Another dangerous machine with the power to ruin and liberate lives is the automobile in traffic.  In a traffic network with an average speed the same as the 50/50 kill speed for walkers, and with many highways and freeways designed for twice that speed, it is understood and excused that people are going to die.  This is the cost of doing business in traffic.  I regularly commute in the early morning and late afternoon on a 4 lane highway at the design speed of a 4 lane road with sidewalks and a grassed median.   The design speed is about 50 MPH.  If I collide with anyone in a crosswalk or another car, someone is going to the hospital or the morgue.  Like the gun, this death toll does not make the national news.  It is not a campaign with battles, budgets and victories.  It , like the gun, is made of thousands of tragedies every year.  Unlike the gun, none of the killings in traffic are a victory for anyone, ever.  Since 1899, 3.6 million Americans have lost their lives in traffic.

The graph below shows that the rate of death in traffic and by guns is roughly equivalent, and the rate of military death is sporadic, and thankfully slower.  The left scale is the number of deaths annually, the right scale is the cumulative number of deaths over time.

Annual death tolls and accumulations from Wars, Traffic, and Guns

My high school civics teacher, Tom Pearce, put the Vietnam War in perspective when he reminded us that the number of Americans who die in traffic every year is greater than the number of young Americans who died in the entire 20 year conflict.  Vietnam, the national tragedy that were were still recovering from in the 1980s, was eclipsed by the more everyday tragedy of traffic.

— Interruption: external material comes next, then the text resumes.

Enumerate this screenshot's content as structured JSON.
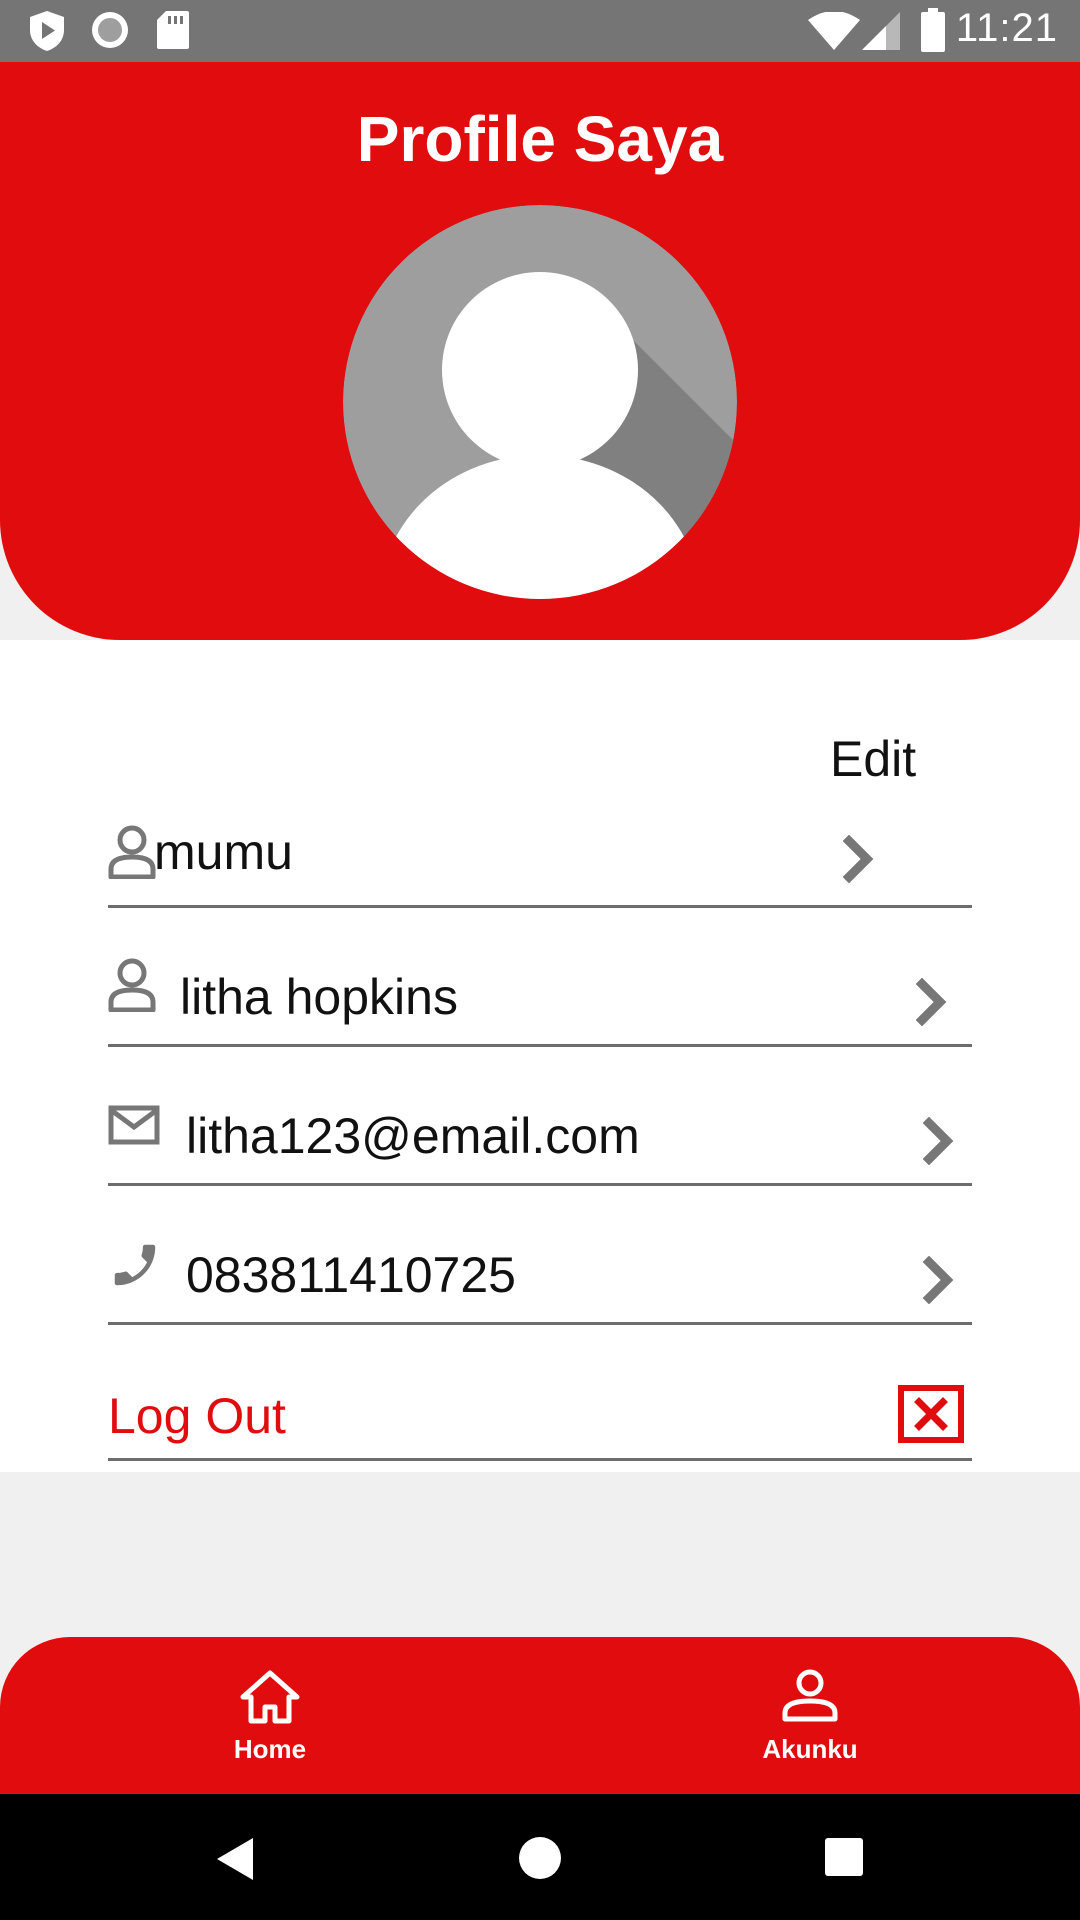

* But Americans are nowhere near the top in suicides, even if we are near the top in homicides.  http://en.wikipedia.org/wiki/List_of_countries_by_suicide_rate
** Note that I am not against gun ownership or for gun control.  Some freedoms have costs, though.